Madelyn Gould, Ph.D., M.P.H., used her AFSP Standard Research Grant to study the relationship between bullying and suicide in high school students and dispel the media portrayal of bullying as a singular cause of suicide. Dr. Gould’s findings indicate that experiencing bullying in combination with other risk factors such as past suicidal ideation or attempts, depression and substance use raises the risk for suicidal behavior. Bullying, by itself, does not necessarily lead to increased suicidal behavior.
This is one of the first studies to focus on bullying and suicidal behavior using a longitudinal, rather than cross-sectional, approach. The investigators surveyed students in the ninth through twelfth grades from six New York State high schools to determine both their risk for suicidal behavior and their exposure to bullying. Risk for suicidal behavior was defined as a past or recent suicidal ideation or attempt, at least moderate current depression and/or problems caused by substance use. The cohort of students was divided into four groups: 1) not at risk for suicidal behavior and not bullied; 2) “at-risk” and not bullied; 3) not at risk and bullied; and 4) “at-risk” and bullied and/or bullying others. The “at-risk” groups were followed-up two years later and the “bully-only” group was assessed four years later.
Dr. Gould found that bullying was only associated with later suicidal ideation or attempts for “at-risk” students.

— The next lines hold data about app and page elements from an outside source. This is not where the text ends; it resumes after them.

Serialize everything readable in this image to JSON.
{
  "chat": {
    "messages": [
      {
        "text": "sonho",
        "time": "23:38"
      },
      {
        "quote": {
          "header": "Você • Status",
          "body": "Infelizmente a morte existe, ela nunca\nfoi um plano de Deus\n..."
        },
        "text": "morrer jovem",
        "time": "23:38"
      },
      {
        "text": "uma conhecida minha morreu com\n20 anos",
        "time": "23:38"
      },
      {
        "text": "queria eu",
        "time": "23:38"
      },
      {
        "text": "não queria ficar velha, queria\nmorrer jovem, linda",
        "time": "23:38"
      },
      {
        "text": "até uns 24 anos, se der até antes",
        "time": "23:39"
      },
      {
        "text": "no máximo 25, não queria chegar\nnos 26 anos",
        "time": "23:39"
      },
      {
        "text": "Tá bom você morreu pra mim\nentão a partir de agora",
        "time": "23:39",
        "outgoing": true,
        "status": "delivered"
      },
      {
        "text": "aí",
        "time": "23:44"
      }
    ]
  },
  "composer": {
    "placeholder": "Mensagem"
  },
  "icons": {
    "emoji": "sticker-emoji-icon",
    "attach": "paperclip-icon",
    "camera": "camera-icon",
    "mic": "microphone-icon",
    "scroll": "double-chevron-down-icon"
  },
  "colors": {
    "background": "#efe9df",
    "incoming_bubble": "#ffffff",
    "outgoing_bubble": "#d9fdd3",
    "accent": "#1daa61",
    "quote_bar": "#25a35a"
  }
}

Those who were bullied without the other risk factors had increased levels of depression over time, but overall they had fewer psychiatric problems than did those students who were already at risk for suicidal behavior regardless of bullying.
Her findings indicate that the media focus on the relationship of bullying and suicide may be ignoring a stronger underlying issue. She suggests that bullying should be a factor in screening for suicide risk, but rather than placing the blame for suicidal ideation and behavior solely on bullies, we can begin to see bullying as a critical factor adding to preexisting risk factors such as depression, anxiety and substance use problems. Bullying has a negative impact on all students.
Madelyn Gould, Ph.D., M.P.H., is a Professor of Clinical Epidemiology in Psychiatry at Columbia University, College of Physicians and Surgeons, and a Research Scientist at the New York State Psychiatric Institute.
Published article from this study:
- Klomek A.B., Kleinman M., Altschuler E., Marrocco F., Amakawa L., Gould M.S. (2011). High School Bullying as a Risk Factor for Later Depression and Suicidality. Suicide and Life-Threatening Behavior. 41(5): 501-516.